REQUIRED ACTION: Reproduce every line of the data, exactly and without its pictures.
______
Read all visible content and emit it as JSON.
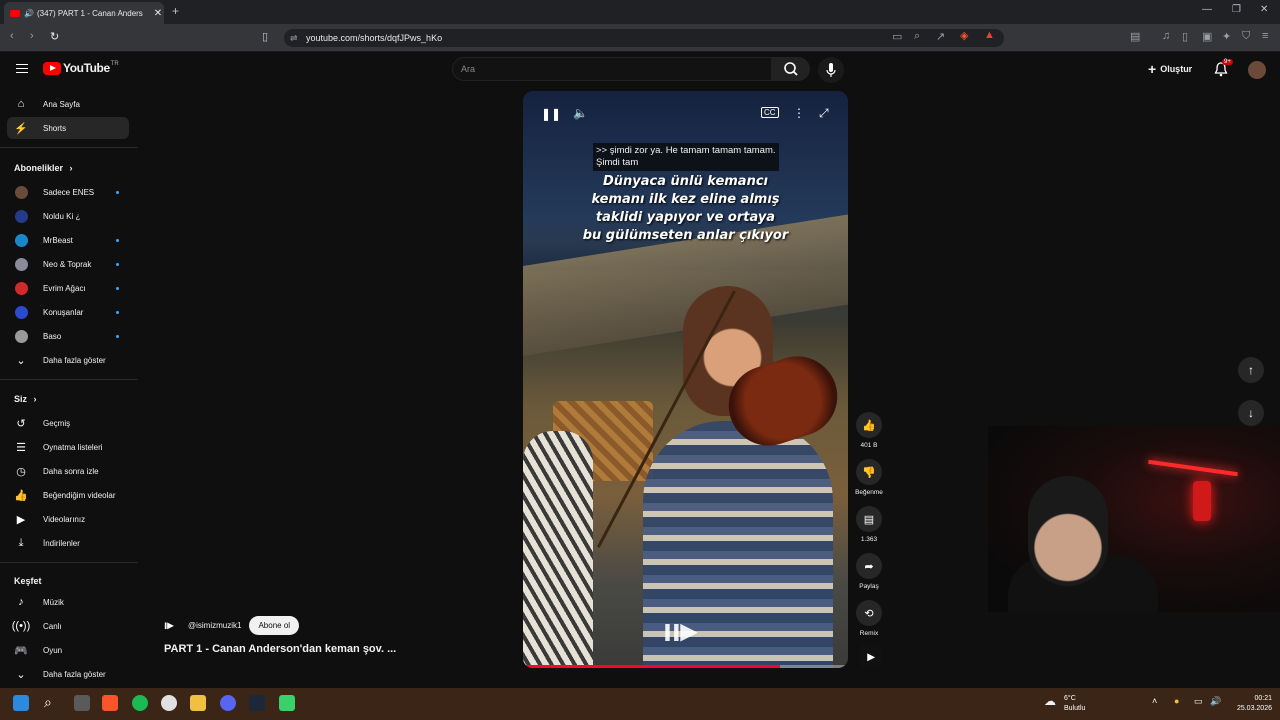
{
  "browser": {
    "tab_title": "(347) PART 1 - Canan Anders",
    "url": "youtube.com/shorts/dqfJPws_hKo"
  },
  "header": {
    "logo_text": "YouTube",
    "logo_region": "TR",
    "search_placeholder": "Ara",
    "create_label": "Oluştur",
    "notif_badge": "9+"
  },
  "sidebar": {
    "main": [
      {
        "label": "Ana Sayfa",
        "icon": "home-icon"
      },
      {
        "label": "Shorts",
        "icon": "shorts-icon"
      }
    ],
    "subs_heading": "Abonelikler",
    "subscriptions": [
      {
        "label": "Sadece ENES",
        "color": "#6a4a3a"
      },
      {
        "label": "Noldu Ki ¿",
        "color": "#243a8a"
      },
      {
        "label": "MrBeast",
        "color": "#1a88c8"
      },
      {
        "label": "Neo & Toprak",
        "color": "#8a8a9a"
      },
      {
        "label": "Evrim Ağacı",
        "color": "#d02a2a"
      },
      {
        "label": "Konuşanlar",
        "color": "#2a4ad0"
      },
      {
        "label": "Baso",
        "color": "#9a9a9a"
      }
    ],
    "show_more_1": "Daha fazla göster",
    "you_heading": "Siz",
    "you_items": [
      {
        "label": "Geçmiş",
        "icon": "history-icon"
      },
      {
        "label": "Oynatma listeleri",
        "icon": "playlist-icon"
      },
      {
        "label": "Daha sonra izle",
        "icon": "clock-icon"
      },
      {
        "label": "Beğendiğim videolar",
        "icon": "like-icon"
      },
      {
        "label": "Videolarınız",
        "icon": "video-icon"
      },
      {
        "label": "İndirilenler",
        "icon": "download-icon"
      }
    ],
    "explore_heading": "Keşfet",
    "explore_items": [
      {
        "label": "Müzik",
        "icon": "music-icon"
      },
      {
        "label": "Canlı",
        "icon": "live-icon"
      },
      {
        "label": "Oyun",
        "icon": "game-icon"
      }
    ],
    "show_more_2": "Daha fazla göster"
  },
  "video": {
    "caption": ">> şimdi zor ya. He tamam tamam tamam.\nŞimdi tam",
    "overlay_lines": [
      "Dünyaca ünlü kemancı",
      "kemanı ilk kez eline almış",
      "taklidi yapıyor ve ortaya",
      "bu gülümseten anlar çıkıyor"
    ],
    "progress": 0.79
  },
  "actions": {
    "likes": "401 B",
    "dislike": "Beğenme",
    "comments": "1.363",
    "share": "Paylaş",
    "remix": "Remix"
  },
  "channel": {
    "handle": "@isimizmuzik1",
    "subscribe_label": "Abone ol",
    "title": "PART 1 - Canan Anderson'dan keman şov. ..."
  },
  "tray": {
    "temp": "6°C",
    "weather": "Bulutlu",
    "time": "00:21",
    "date": "25.03.2026"
  }
}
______
EXERCISE RESULT:
Read all visible content and emit it as JSON.
{
  "browser": {
    "tab_title": "(347) PART 1 - Canan Anders",
    "url": "youtube.com/shorts/dqfJPws_hKo"
  },
  "header": {
    "logo_text": "YouTube",
    "logo_region": "TR",
    "search_placeholder": "Ara",
    "create_label": "Oluştur",
    "notif_badge": "9+"
  },
  "sidebar": {
    "main": [
      {
        "label": "Ana Sayfa",
        "icon": "home-icon"
      },
      {
        "label": "Shorts",
        "icon": "shorts-icon"
      }
    ],
    "subs_heading": "Abonelikler",
    "subscriptions": [
      {
        "label": "Sadece ENES",
        "color": "#6a4a3a"
      },
      {
        "label": "Noldu Ki ¿",
        "color": "#243a8a"
      },
      {
        "label": "MrBeast",
        "color": "#1a88c8"
      },
      {
        "label": "Neo & Toprak",
        "color": "#8a8a9a"
      },
      {
        "label": "Evrim Ağacı",
        "color": "#d02a2a"
      },
      {
        "label": "Konuşanlar",
        "color": "#2a4ad0"
      },
      {
        "label": "Baso",
        "color": "#9a9a9a"
      }
    ],
    "show_more_1": "Daha fazla göster",
    "you_heading": "Siz",
    "you_items": [
      {
        "label": "Geçmiş",
        "icon": "history-icon"
      },
      {
        "label": "Oynatma listeleri",
        "icon": "playlist-icon"
      },
      {
        "label": "Daha sonra izle",
        "icon": "clock-icon"
      },
      {
        "label": "Beğendiğim videolar",
        "icon": "like-icon"
      },
      {
        "label": "Videolarınız",
        "icon": "video-icon"
      },
      {
        "label": "İndirilenler",
        "icon": "download-icon"
      }
    ],
    "explore_heading": "Keşfet",
    "explore_items": [
      {
        "label": "Müzik",
        "icon": "music-icon"
      },
      {
        "label": "Canlı",
        "icon": "live-icon"
      },
      {
        "label": "Oyun",
        "icon": "game-icon"
      }
    ],
    "show_more_2": "Daha fazla göster"
  },
  "video": {
    "caption": ">> şimdi zor ya. He tamam tamam tamam.\nŞimdi tam",
    "overlay_lines": [
      "Dünyaca ünlü kemancı",
      "kemanı ilk kez eline almış",
      "taklidi yapıyor ve ortaya",
      "bu gülümseten anlar çıkıyor"
    ],
    "progress": 0.79
  },
  "actions": {
    "likes": "401 B",
    "dislike": "Beğenme",
    "comments": "1.363",
    "share": "Paylaş",
    "remix": "Remix"
  },
  "channel": {
    "handle": "@isimizmuzik1",
    "subscribe_label": "Abone ol",
    "title": "PART 1 - Canan Anderson'dan keman şov. ..."
  },
  "tray": {
    "temp": "6°C",
    "weather": "Bulutlu",
    "time": "00:21",
    "date": "25.03.2026"
  }
}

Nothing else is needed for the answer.